Studying at Walden: Doctor of Education (Ed. D.)

For some students, science education begins and ends in high school. For others, however, it’s a course of study that knows no beginning or end.

For 2008 West Virginia Teacher of the Year Eric Kincaid, science was something that was part of his earliest days, even if he didn’t use that word for it. “I was always collecting specimens in middle school,” says Kincaid, a biology teacher at Morgantown High School in Morgantown, West Virginia. “‘Specimens’ is what my mother called them. I’d come home with little bugs and rocks and stuff like that in my pocket.”

Early on, this helped him see that education was something larger than just what happened at school. Learning could clearly take place anywhere, at anytime, something Kincaid says he learned from his grandfather who, although he had to drop out of school at age 13 to work, continued to educate himself. “He read everything he could and learned everything he could,” says Kincaid, noting his admiration. “His knowledge really blows me away even though he only has an eighth grade education.”

In his classes, Kincaid tries to help students see that education isn’t always about a scholastic context. He works to show them that scientists are doing research outside of the classroom walls all the time. What’s more, they’re often doing research that looks a lot like the genetic work he does with his AP kids, analyzing DNA, trying to diagnose genetic disorders, and even manipulating the genome.

“I like finding new articles or videos, because the kids really like getting those news stories. I like showing the kids what the potential is. A couple of times I’ve found things that were published the day I showed it to them, so they can see it’s not just coming from their text books, this is information that is coming up all the time,” he says. “I also want to try to get kids to get the information on their own, to teach them how to use the tools that we have that will allow them to get information, and remember it, and use it, and apply it. If I can do that, then I’m pretty happy, because the amount of information we’re getting now is amazing. There is no way you can actually remember it all.
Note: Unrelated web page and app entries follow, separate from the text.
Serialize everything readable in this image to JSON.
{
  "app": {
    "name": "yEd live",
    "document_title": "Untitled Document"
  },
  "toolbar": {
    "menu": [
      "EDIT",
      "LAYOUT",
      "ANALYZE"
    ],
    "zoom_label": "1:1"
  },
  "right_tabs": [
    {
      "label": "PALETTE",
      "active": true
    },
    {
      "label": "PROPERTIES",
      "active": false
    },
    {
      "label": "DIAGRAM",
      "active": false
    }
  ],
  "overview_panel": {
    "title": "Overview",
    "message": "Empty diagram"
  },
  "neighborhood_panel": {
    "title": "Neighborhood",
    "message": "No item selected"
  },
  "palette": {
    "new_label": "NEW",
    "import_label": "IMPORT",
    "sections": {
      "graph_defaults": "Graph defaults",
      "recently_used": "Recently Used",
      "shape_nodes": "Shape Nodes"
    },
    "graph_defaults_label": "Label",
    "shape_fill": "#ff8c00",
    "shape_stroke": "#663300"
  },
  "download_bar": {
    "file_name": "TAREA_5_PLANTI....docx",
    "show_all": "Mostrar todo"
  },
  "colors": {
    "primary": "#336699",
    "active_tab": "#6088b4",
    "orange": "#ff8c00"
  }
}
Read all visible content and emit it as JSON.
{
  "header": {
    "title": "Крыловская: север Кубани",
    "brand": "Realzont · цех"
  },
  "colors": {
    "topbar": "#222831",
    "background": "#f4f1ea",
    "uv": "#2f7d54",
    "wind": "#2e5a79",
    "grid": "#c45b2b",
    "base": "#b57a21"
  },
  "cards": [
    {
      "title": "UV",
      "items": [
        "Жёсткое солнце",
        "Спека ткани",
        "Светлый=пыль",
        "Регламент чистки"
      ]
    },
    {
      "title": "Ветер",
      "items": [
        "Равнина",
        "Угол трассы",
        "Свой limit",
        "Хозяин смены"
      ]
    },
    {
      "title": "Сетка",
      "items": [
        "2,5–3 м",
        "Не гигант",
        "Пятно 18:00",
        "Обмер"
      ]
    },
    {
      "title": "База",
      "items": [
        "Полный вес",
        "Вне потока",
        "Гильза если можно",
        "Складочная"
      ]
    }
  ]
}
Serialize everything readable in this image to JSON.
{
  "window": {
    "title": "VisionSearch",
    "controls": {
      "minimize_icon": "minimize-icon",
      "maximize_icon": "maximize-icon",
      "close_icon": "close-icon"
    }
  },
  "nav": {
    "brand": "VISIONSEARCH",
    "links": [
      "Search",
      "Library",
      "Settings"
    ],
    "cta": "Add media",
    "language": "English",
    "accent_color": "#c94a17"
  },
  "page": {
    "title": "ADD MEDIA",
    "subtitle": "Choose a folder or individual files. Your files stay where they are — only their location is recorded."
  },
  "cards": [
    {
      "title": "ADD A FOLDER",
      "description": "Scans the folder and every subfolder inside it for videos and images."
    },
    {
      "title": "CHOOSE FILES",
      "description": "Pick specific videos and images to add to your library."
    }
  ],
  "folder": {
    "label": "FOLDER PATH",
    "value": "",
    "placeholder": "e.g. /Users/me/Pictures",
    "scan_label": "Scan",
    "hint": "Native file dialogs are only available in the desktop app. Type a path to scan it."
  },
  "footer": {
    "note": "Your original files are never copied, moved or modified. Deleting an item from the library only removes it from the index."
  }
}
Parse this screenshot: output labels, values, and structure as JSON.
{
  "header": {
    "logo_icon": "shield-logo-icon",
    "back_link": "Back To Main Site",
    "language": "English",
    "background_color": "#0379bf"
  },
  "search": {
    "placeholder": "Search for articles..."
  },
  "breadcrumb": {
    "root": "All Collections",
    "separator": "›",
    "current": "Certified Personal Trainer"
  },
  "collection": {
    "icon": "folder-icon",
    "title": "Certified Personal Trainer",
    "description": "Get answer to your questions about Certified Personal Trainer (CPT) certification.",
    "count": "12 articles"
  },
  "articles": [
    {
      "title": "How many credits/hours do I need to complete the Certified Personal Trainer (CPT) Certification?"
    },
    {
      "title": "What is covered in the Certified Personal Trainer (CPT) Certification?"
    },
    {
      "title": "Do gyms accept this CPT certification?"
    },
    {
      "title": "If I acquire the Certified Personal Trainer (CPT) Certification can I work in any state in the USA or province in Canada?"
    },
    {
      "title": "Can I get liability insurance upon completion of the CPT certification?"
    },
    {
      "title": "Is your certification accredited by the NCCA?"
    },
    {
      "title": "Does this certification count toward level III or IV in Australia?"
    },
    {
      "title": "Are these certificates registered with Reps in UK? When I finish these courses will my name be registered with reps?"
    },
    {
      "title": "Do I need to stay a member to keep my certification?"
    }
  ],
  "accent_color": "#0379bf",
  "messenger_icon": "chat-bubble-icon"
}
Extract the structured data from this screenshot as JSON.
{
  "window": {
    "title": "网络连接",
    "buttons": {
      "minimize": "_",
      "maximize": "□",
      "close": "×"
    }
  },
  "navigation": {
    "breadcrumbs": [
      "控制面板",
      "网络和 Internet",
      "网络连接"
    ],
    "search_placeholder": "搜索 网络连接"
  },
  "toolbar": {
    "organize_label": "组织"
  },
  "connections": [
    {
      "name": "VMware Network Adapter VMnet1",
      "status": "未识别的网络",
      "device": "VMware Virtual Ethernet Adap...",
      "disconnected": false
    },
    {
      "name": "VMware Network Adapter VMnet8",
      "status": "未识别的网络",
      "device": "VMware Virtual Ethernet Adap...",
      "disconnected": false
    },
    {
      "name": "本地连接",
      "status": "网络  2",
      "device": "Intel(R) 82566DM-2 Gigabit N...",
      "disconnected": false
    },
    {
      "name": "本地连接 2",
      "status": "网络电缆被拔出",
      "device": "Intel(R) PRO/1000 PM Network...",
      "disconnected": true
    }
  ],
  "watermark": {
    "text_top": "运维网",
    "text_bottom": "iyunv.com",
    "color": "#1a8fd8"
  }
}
If we can give them the tools to get information on their own, then they have a better chance of being successful.”

Of course, there’s also the learning that goes on for students after they leave his class, that’s the kind of learning that may end up taking students much deeper into science than their teacher will ever go. For Kincaid, a student who can outdo him is a dream come true.

One of his favorite memories of teaching involves a very reserved pupil who had just lost her father and didn’t seem engaged in class. “It was amazing what her academic ability was, but she was very quiet, never said a whole lot,” he says. “That was just as I was starting to try to teach genes and different genome studies, and she ended up taking what I taught her and going into that research on her own.”

Today, that shy, reserved student is working on a combined M.D./Ph.D. at Harvard University. “She is doing cancer research, she wanted to fight the cancer that killed her dad,” says Kincaid. And now, she’s the one offering words of encouragement: “She writes, ‘Keep up those genomic studies, keep looking at those techniques and all that, because that’s what enabled me to get ahead,’” he says. “That’s why I’m here now.”